Eating a varied well balanced diet is just as important in the weeks after your baby is born, as it was while you were pregnant.
Click hear for healthy eating information for new mothers
All adults, including pregnant and breastfeeding women, need 10 micrograms (10mcg) of vitamin D a day, and should consider taking a supplement containing this amount.
Vitamin D regulates the amount of calcium and phosphate in the body, which are needed to keep bones, teeth and muscles healthy.
Our bodies make vitamin D when our skin is exposed to summer sunlight (from late March/early April to the end of September). It’s not known exactly how much time is needed in the sun to make enough vitamin D to meet the body’s needs, but if you are out in the sun take care to cover up or protect your skin with sunscreen before you start to turn red or burn.
Vitamin D is also in some foods, including:

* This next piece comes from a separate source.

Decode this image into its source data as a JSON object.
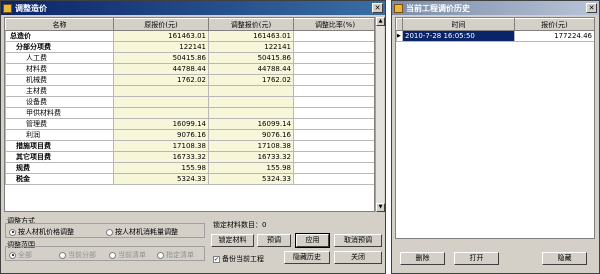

Vitamin D is added to all infant formula milk, as well as some breakfast cereals, fat spreads and non-dairy milk alternatives. The amounts added to these products can vary and might only be small.
As vitamin D is found only in a small number of foods, whether naturally or added, it might be difficult to get enough from foods alone. So everyone over the age of five years, including pregnant and breastfeeding women, should consider taking a daily supplement containing 10mcg of vitamin D.
Most people aged five years and over in the UK will probably get enough vitamin D from sunlight in the summer, so you might choose not to take a vitamin D supplement during these months.
If you’re pregnant or have a child under 4, the UK Welfare Healthy Start scheme can help you buy basic foods like milk or fruit. It aims to improve the health of pregnant women, infants, children and their families on benefits or low incomes.
If you qualify, you’ll get vouchers worth £3.10 each to spend on:
You can also get free vitamin supplements.